COLUMBIA, S.C. — There are times when even modern progressives would look to something late South Carolina Gov. and Sen. Strom Thurmond did and actually agree with.
While governor, Thurmond appointed the first Black person and the first woman to a Cabinet position in the late 1940s. He pressed for the criminal prosecution of a lynch mob. He lengthened the school year and abolished the poll tax in South Carolina, which kept Black voters from casting a ballot.
But in spite all of this, Thurmond was one of America’s most high-profile and ardent segregationists. Despite helping to liberate the Buchenwald Nazi concentration camp at the end of World War II, he continued to advocate for policies that reinforced white supremacy at home, all in the name of winning votes and “states rights.”
His legacy — and the debate on whether to remove his statue and his name from some of the state’s most prominent locations — is also complicated, says Marilyn Thompson, a former reporter with The Columbia Record who co-wrote two books about Thurmond.
Thompson’s comments came Wednesday during an online forum sponsored by The State and thestate.com. Her co-author on the Thurmond books, Jack Bass, was unable to participate because of technical issues.
“I think if you look at his record cumulatively — and I know this is how Black leaders see it — you can’t forgive anyone who ran as a segregationist candidate for president and who said some of the incendiary things that he said on the campaign trail,” Thompson said.
Taken as a whole, Thurmond’s legacy is “complicated,” Thompson said.
In the wake of George Floyd’s death, calls to rename buildings named after racists, white supremacists and segregationists have grown throughout the country.
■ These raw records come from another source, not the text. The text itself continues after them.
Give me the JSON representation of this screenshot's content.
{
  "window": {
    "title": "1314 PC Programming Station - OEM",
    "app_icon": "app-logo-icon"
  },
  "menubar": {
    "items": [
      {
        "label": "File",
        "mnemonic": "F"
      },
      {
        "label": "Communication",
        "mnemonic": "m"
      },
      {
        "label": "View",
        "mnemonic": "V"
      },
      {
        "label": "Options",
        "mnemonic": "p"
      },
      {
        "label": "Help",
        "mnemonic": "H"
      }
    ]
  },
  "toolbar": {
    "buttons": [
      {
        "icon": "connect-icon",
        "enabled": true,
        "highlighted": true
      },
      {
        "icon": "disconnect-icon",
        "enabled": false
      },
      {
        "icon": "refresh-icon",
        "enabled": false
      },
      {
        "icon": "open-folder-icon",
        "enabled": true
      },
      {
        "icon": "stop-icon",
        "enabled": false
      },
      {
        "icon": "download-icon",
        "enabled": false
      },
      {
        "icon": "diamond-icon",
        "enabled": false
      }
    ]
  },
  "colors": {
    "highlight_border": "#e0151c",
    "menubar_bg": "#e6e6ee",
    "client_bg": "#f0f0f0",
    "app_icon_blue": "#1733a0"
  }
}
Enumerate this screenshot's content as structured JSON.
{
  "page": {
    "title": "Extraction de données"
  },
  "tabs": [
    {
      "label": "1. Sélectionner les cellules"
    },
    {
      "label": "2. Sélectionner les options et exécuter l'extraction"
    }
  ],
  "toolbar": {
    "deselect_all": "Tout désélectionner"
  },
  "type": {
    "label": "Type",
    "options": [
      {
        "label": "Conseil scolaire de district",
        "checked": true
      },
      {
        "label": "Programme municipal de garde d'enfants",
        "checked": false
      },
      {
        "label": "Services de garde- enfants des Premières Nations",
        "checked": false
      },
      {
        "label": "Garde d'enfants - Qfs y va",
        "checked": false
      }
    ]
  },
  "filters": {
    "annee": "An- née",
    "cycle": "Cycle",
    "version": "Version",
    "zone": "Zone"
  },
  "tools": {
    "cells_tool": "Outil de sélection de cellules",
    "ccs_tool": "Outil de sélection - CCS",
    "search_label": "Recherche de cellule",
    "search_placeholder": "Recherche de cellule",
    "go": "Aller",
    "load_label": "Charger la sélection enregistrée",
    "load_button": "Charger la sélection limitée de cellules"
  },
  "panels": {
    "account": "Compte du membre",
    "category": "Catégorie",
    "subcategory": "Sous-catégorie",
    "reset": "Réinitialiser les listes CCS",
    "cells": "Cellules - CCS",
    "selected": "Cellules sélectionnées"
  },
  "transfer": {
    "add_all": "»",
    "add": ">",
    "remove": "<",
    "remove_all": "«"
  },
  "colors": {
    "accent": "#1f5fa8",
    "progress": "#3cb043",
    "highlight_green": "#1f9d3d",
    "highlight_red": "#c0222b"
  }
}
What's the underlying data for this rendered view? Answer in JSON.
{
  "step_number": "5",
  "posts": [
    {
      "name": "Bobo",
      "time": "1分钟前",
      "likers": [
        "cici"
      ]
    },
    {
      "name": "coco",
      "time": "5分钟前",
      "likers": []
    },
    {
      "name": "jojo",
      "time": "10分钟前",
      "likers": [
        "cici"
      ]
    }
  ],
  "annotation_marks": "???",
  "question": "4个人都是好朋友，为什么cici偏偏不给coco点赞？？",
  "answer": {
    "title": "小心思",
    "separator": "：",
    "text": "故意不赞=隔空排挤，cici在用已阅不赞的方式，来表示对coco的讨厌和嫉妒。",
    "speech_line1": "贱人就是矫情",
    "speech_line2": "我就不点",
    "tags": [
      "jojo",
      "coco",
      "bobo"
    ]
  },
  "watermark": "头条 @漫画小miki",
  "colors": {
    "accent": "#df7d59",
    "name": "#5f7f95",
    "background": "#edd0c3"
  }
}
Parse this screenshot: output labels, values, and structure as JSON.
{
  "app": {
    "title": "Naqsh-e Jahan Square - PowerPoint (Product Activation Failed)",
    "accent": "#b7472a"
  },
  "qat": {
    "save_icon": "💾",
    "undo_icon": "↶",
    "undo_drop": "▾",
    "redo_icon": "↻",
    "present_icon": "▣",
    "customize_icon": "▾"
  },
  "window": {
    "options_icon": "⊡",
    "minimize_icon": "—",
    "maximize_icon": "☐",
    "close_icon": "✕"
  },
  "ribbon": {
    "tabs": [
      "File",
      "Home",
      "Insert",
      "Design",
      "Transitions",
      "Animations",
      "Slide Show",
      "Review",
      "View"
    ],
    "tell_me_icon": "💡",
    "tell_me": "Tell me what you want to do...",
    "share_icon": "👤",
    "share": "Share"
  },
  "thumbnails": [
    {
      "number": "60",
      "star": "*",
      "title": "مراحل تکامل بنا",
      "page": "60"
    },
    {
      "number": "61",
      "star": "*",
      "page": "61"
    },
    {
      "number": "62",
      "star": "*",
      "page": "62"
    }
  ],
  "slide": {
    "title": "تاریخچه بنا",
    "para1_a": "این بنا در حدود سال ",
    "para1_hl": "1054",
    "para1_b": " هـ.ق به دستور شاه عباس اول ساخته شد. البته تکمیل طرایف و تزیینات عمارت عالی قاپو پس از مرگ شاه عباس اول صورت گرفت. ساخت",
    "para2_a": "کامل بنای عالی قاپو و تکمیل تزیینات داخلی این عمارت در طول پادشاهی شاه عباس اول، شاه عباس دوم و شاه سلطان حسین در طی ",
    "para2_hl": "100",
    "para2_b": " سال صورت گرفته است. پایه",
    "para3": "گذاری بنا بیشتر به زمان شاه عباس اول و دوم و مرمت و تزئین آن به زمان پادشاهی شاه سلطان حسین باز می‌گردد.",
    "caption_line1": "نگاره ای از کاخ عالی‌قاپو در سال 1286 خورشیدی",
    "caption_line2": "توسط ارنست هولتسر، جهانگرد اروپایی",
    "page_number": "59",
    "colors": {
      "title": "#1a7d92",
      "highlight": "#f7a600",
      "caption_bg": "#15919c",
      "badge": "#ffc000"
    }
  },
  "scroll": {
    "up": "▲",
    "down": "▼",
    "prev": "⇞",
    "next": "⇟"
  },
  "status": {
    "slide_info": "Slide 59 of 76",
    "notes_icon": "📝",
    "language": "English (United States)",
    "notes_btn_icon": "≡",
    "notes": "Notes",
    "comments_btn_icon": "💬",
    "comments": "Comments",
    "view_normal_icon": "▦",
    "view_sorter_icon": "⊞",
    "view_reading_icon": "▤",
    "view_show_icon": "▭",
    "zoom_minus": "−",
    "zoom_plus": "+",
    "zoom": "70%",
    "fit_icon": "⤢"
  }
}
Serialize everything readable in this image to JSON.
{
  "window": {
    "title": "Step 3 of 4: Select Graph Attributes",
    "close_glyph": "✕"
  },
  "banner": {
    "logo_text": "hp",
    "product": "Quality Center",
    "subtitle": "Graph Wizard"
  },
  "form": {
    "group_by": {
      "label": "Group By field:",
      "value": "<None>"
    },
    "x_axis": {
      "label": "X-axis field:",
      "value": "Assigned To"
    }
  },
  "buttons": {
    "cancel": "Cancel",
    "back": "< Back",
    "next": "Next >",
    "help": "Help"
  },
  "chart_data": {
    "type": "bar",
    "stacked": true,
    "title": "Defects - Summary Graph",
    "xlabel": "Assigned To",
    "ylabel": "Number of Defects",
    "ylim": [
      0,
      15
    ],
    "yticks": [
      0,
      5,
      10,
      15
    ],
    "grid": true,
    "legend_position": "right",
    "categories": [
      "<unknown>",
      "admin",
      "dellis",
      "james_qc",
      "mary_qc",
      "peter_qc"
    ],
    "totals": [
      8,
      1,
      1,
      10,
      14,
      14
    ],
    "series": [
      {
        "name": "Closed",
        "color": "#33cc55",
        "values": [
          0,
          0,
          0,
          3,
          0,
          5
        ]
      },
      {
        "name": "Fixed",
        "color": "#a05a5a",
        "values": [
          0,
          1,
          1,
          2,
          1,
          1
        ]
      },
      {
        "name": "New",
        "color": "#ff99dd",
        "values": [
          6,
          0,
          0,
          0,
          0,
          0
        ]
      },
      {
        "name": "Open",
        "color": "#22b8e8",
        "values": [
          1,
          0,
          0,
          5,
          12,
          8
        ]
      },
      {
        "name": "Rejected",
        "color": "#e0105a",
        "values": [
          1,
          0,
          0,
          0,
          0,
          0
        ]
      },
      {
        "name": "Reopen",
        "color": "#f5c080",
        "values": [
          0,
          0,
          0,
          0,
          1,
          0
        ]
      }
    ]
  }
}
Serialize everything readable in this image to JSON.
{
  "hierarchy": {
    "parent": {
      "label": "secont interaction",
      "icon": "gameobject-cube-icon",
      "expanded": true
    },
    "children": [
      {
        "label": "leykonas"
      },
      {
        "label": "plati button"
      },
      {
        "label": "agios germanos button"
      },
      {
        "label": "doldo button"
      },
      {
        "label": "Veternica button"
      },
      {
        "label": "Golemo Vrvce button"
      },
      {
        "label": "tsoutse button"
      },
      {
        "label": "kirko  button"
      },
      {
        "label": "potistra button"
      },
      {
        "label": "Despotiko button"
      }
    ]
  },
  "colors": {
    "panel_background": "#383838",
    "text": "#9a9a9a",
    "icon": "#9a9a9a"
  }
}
At the University of South Carolina, students, alumni, athletes and even prominent figures like women’s basketball coach Dawn Staley have called on the university to rename the Strom Thurmond Wellness and Fitness Center, citing Thurmond’s segregationist views and opposition to the Civil Rights movement.
Thompson, who is the Washington editor at the nonprofit news group ProPublica, declined to say whether the names should be changed because she has to be nonpartisan in her coverage, she said.
“I find it both interesting and very understandable that the Black community, suddenly feeling a sense of empowerment, would want to do something about this,” Thompson said.
The University of South Carolina has already moved to rename a women’s dorm named after J. Marion Sims, who was credited with founding modern gynecology, but did so by experimenting on enslaved women.
Neither the Sims nor Thurmond buildings can be renamed without an act of the state Legislature, according to the South Carolina Heritage Act.
Thurmond was elected nine times to the U.S. Senate to represent South Carolina. While he was not known for any major legislative achievements, he blazed the trail for how to get elected by offering constituent services, Thompson said.
It’s a road that Sen. Lindsay Graham, who took over Thurmond’s seat in 2003, followed, especially early on, Thompson said.
“I think Lindsay Graham in the beginning of his career modeled himself on Thurmond’s constituent service record,” Thompson said. “He did things for people. He helped people. He went to the small towns of S.C. and met with constituents about every routine issue about every little item that might require federal intervention and he delivered.”
While Graham and Thurmond are very different people — Thurmond was loud and fiery and Graham is more “even handed” — some of the racial allegations that haunted Thurmond also have popped up recently with Graham, Thompson said.
A recent allegation against Graham’s campaign was that it altered a photo of Graham opponent Jamie Harrison to darken the color of his skin, according to CNN.
Graham’s campaign callled the controversy “fake.”
“The artistic effect used, the same one the Harrison campaign used multiple times this month in their own graphics and that our campaign used on Senator Graham just two days earlier, is a non-story,” Graham’s campaign said in a statement sent to McClatchy News in July.
The altered photo of Harrison “really harkens back to the era of Thurmond, some of his earlier races, some of the political advice he would get from advisers who were urging him to stir the pot on racial issues,” Thompson said, citing the recent controversy.
Thompson and Bass co-authored two books about Thurmond. The first, published in 1998, is “Ol’ Strom, An unauthorized biography of Strom Thurmond.”. The second, published in 2005, is “Strom: The complicated personal and political life of Strom Thurmond.”
Thompson is a Pulitzer Prize winning reporter who is perhaps best known locally for breaking the story of Thurmond’s secret, biracial child, Essie Mae Washington, in 2003.
When Thompson first discovered that Thurmond had a biracial daughter, she saw it as the “ultimate hypocrisy,” but Washington didn’t see it that way, Thompson said.
“She, first of all, was an extremely kind and generous woman, who saw Thurmond as a father who just for whatever reason could not publicly acknowledge her,” Thompson said. “There was very little bitterness toward him and how she was treated. So it’s a really complex and interesting human dynamic.”
©2020 The State (Columbia, S.C.)